Differential expression of miR-34a, miR-141, and miR-9 in MPP+-treated differentiated PC12 cells as a model of Parkinson's disease

Rostamian Delavar, Mahsa, Baghi, Masoud, Safaeinejad, Zahra, Kiani-Esfahani, Abbas, Ghaedi, Kamran, Nasr-Esfahani, Mohammad Hossein
Gene 2018 v.662 pp. 54-65
Parkinson disease, apoptosis, cell culture, cell viability, computer software, gene expression, gene expression regulation, image analysis, messenger RNA, microRNA, neurites, neurotoxins, non-coding RNA, quantitative polymerase chain reaction, reactive oxygen species, reverse transcriptase polymerase chain reaction, staining, toxicity
Parkinson's disease (PD) is a debilitating neurodegenerative condition characterized by the loss of dopaminergic neurons in substantia nigra. MPP+ as a dopaminergic neurotoxin induces many parkinsonian-like symptoms in cell culture. MicroRNAs are noncoding RNAs which their deregulation participates in neurodegeneration by affecting most of the mechanisms responsible for neurodegenerative diseases. Differentiated PC12 cells impaired by MPP+ were served as an in vitro model of PD. The aim of present research is to evaluate expression of several miRNAs and possible target genes in MPP+-treated differentiated PC12 cells. PC12 cells were differentiated by induction of NGF. Neurite outgrowth was quantified using image analysis software. MTS assay was served to assess cell viability. DCFH-DA assay and Annexin v staining were used to detect reactive oxygen species (ROS) levels and apoptosis, respectively. An in-silico study was performed to make interaction analysis between selected mRNAs and microRNAs. The expression levels of microRNAs and target genes were examined by RT-qPCR. NGF induced differentiation led to a substantial increase in neurite lengths means and percentage of the neurite-bearing cells. NGF-differentiated PC12 cells substantially expressed TH and retained their dopaminergic characteristic after differentiation. NGF treatment enhanced TH gene expression. MPP+ exposure caused loss of cell viability and induced apoptosis and ROS overproduction. SIRT1, BCL2, and BDNF were down-regulated after MPP+-treatment.

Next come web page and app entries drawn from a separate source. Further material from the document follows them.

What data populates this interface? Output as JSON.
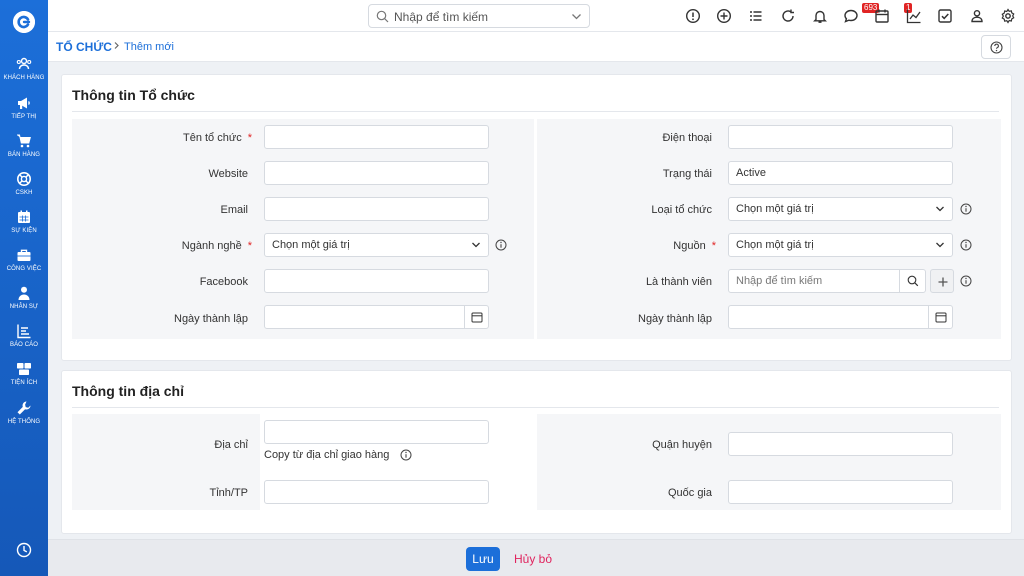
{
  "app": {
    "logo_icon": "brand-logo-icon"
  },
  "sidebar": {
    "items": [
      {
        "label": "KHÁCH HÀNG",
        "icon": "customers-icon"
      },
      {
        "label": "TIẾP THỊ",
        "icon": "megaphone-icon"
      },
      {
        "label": "BÁN HÀNG",
        "icon": "cart-icon"
      },
      {
        "label": "CSKH",
        "icon": "lifebuoy-icon"
      },
      {
        "label": "SỰ KIỆN",
        "icon": "calendar-icon"
      },
      {
        "label": "CÔNG VIỆC",
        "icon": "briefcase-icon"
      },
      {
        "label": "NHÂN SỰ",
        "icon": "person-icon"
      },
      {
        "label": "BÁO CÁO",
        "icon": "report-icon"
      },
      {
        "label": "TIỆN ÍCH",
        "icon": "boxes-icon"
      },
      {
        "label": "HỆ THỐNG",
        "icon": "wrench-icon"
      }
    ],
    "bottom_icon": "clock-icon"
  },
  "topbar": {
    "search_placeholder": "Nhập để tìm kiếm",
    "notification_count": "693",
    "chat_count": "1"
  },
  "breadcrumb": {
    "module": "TỔ CHỨC",
    "page": "Thêm mới"
  },
  "org_info": {
    "title": "Thông tin Tổ chức",
    "left": {
      "name_label": "Tên tổ chức",
      "website_label": "Website",
      "email_label": "Email",
      "industry_label": "Ngành nghề",
      "industry_value": "Chọn một giá trị",
      "facebook_label": "Facebook",
      "founded_label": "Ngày thành lập"
    },
    "right": {
      "phone_label": "Điện thoại",
      "status_label": "Trạng thái",
      "status_value": "Active",
      "type_label": "Loại tổ chức",
      "type_value": "Chọn một giá trị",
      "source_label": "Nguồn",
      "source_value": "Chọn một giá trị",
      "member_label": "Là thành viên",
      "member_placeholder": "Nhập để tìm kiếm",
      "founded_label": "Ngày thành lập"
    },
    "required_mark": "*"
  },
  "address_info": {
    "title": "Thông tin địa chỉ",
    "address_label": "Địa chỉ",
    "copy_label": "Copy từ địa chỉ giao hàng",
    "province_label": "Tỉnh/TP",
    "district_label": "Quận huyện",
    "country_label": "Quốc gia"
  },
  "footer": {
    "save_label": "Lưu",
    "cancel_label": "Hủy bỏ"
  },
  "colors": {
    "primary": "#1c6fd9",
    "danger": "#e02424",
    "cancel": "#e0245e"
  }
}
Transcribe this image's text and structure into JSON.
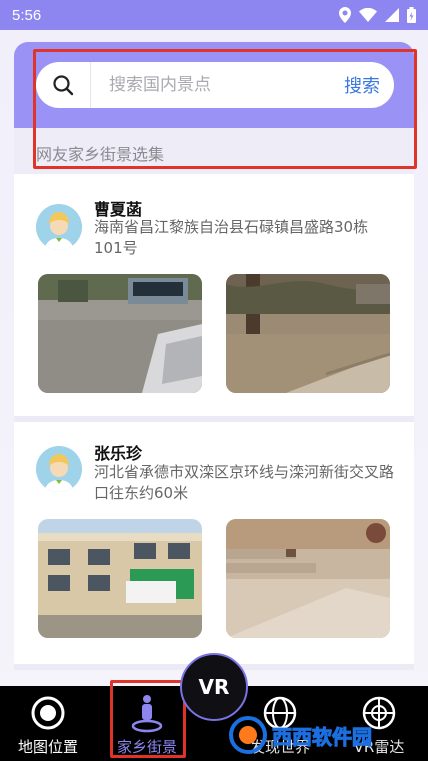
{
  "status_bar": {
    "time": "5:56"
  },
  "search": {
    "placeholder": "搜索国内景点",
    "button_label": "搜索"
  },
  "section": {
    "title": "网友家乡街景选集"
  },
  "posts": [
    {
      "name": "曹夏菡",
      "address": "海南省昌江黎族自治县石碌镇昌盛路30栋101号"
    },
    {
      "name": "张乐珍",
      "address": "河北省承德市双滦区京环线与滦河新街交叉路口往东约60米"
    }
  ],
  "bottom_nav": {
    "items": [
      {
        "label": "地图位置",
        "icon": "target-icon"
      },
      {
        "label": "家乡街景",
        "icon": "person-pin-icon"
      },
      {
        "label": "发现世界",
        "icon": "globe-icon"
      },
      {
        "label": "VR雷达",
        "icon": "radar-icon"
      }
    ],
    "vr_label": "VR"
  },
  "watermark": {
    "text": "西西软件园"
  },
  "colors": {
    "accent": "#9a92f5",
    "link": "#3a78e0",
    "highlight": "#e0342b"
  }
}
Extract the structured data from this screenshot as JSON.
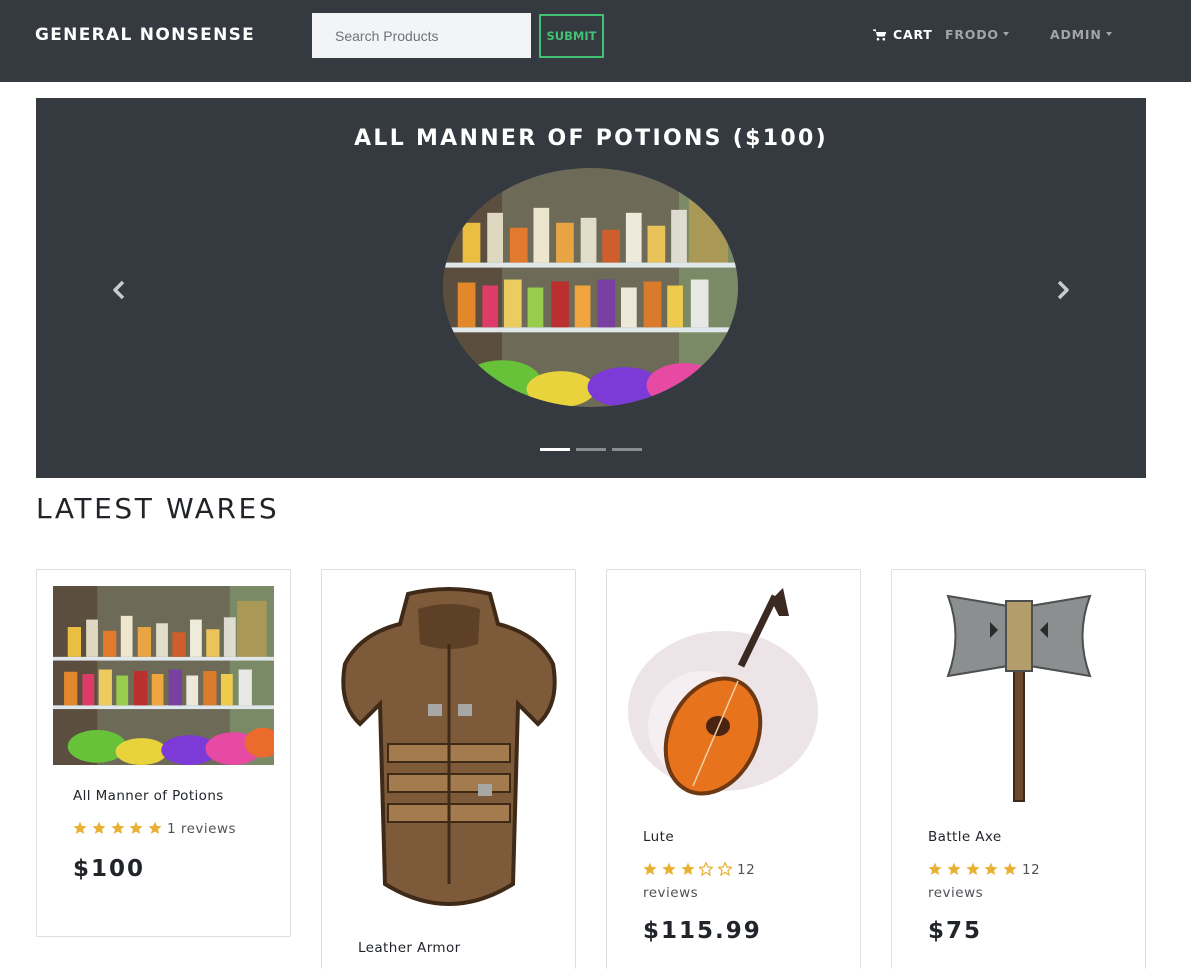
{
  "brand": "GENERAL NONSENSE",
  "search": {
    "placeholder": "Search Products",
    "submit_label": "SUBMIT"
  },
  "nav": {
    "cart_label": "CART",
    "user_label": "FRODO",
    "admin_label": "ADMIN"
  },
  "carousel": {
    "slide_title": "ALL MANNER OF POTIONS ($100)",
    "slide_image": "potions-image",
    "slide_count": 3,
    "active_slide": 1
  },
  "section_title": "LATEST WARES",
  "products": [
    {
      "name": "All Manner of Potions",
      "rating": 5,
      "reviews": "1 reviews",
      "price": "$100",
      "image": "potions-image"
    },
    {
      "name": "Leather Armor",
      "image": "leather-armor-image"
    },
    {
      "name": "Lute",
      "rating": 3,
      "reviews": "12 reviews",
      "price": "$115.99",
      "image": "lute-image"
    },
    {
      "name": "Battle Axe",
      "rating": 5,
      "reviews": "12 reviews",
      "price": "$75",
      "image": "battle-axe-image"
    }
  ],
  "colors": {
    "navbar": "#343a40",
    "accent": "#41c173",
    "star": "#e8b133"
  }
}
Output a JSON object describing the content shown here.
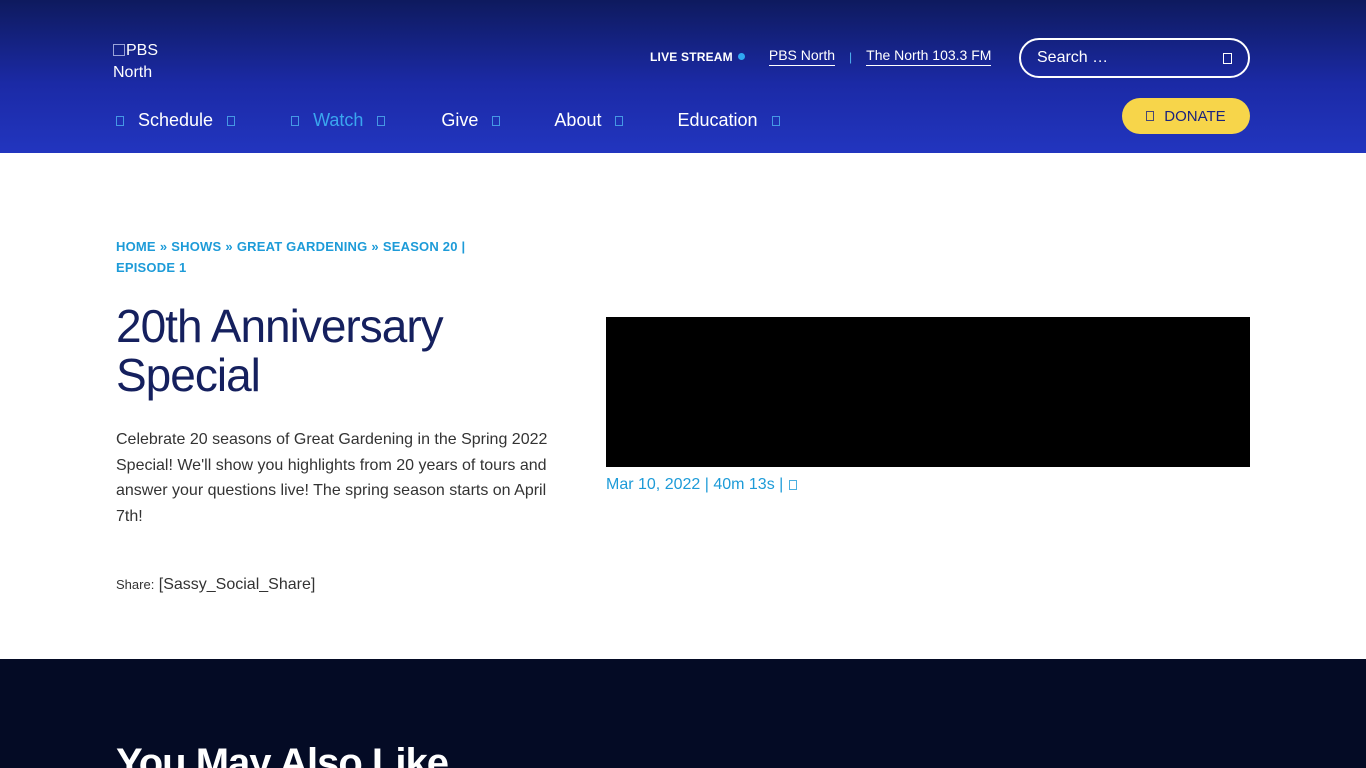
{
  "header": {
    "logo_alt": "PBS North",
    "live_stream_label": "LIVE STREAM",
    "top_links": [
      "PBS North",
      "The North 103.3 FM"
    ],
    "search_placeholder": "Search …",
    "nav": [
      {
        "label": "Schedule",
        "active": false
      },
      {
        "label": "Watch",
        "active": true
      },
      {
        "label": "Give",
        "active": false
      },
      {
        "label": "About",
        "active": false
      },
      {
        "label": "Education",
        "active": false
      }
    ],
    "donate_label": "DONATE"
  },
  "breadcrumb": [
    "HOME",
    "SHOWS",
    "GREAT GARDENING",
    "SEASON 20 | EPISODE 1"
  ],
  "breadcrumb_separator": "»",
  "episode": {
    "title": "20th Anniversary Special",
    "description": "Celebrate 20 seasons of Great Gardening in the Spring 2022 Special! We'll show you highlights from 20 years of tours and answer your questions live! The spring season starts on April 7th!",
    "meta": "Mar 10, 2022 | 40m 13s |"
  },
  "share": {
    "label": "Share:",
    "shortcode": "[Sassy_Social_Share]"
  },
  "related": {
    "title": "You May Also Like"
  },
  "colors": {
    "header_dark": "#0e1a5e",
    "header_light": "#2235bf",
    "accent_blue": "#1d9bd8",
    "title_navy": "#15205e",
    "donate_yellow": "#f7d54a",
    "footer_bg": "#040b25"
  }
}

In contrast, MPP+ toxicity significantly caused up-regulation in miR-34a, miR-141, and miR-9. The present study showed altered levels of selected microRNAs in response to MPP+ for the first time, suggesting that perturbed expression of them may contribute to the PD-related pathogenic processes, probably by affecting the expression of BCL2, BDNF, and SIRT1 as potential targets.